The House may like to know that, in 1951, 11,000 one-bedroom dwellings were built. Obviously, some of those were not used by the elderly, but, equally, some dwellings that had more than one bedroom were used by the elderly, so that I believe it to be a fair comparison to say that in 1960 the number had risen to 27,000.
The House may have seen my announcement two weeks ago that my right hon. Friends the Minister of Health and the Minister of Housing and Local Government had under preparation a circular about the co-operation that is so necessary between health, welfare and housing authorities in the service of the elderly. I am glad to say that this circular No. 10/61 was issued by my right hon. Friend's Department on 17th March, 1961.
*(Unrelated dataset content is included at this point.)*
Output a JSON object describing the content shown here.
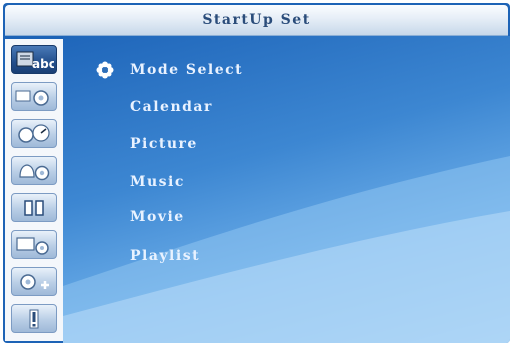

I hope that I have covered the main points raised by the hon. Gentleman, and that I have pointed out to the House a number of the omissions in his speech. He failed to recognise that housing is not, and inevitably is not, the only use of building resources. I hope that the House recognises that the Government's capital programme stretches simultaneously and at record level across all the fronts of social, industrial and transport need. I hope that the House will recognise that the hon. Gentleman's speech failed to take into account the rise in earnings that has occurred since 1951. I hope that the House will recognise that the hon. Gentleman completely failed to take into account the rise in population and the fission which has occurred in a number of households.
I come at the end to a summary of what my right hon. Friend thinks is the position.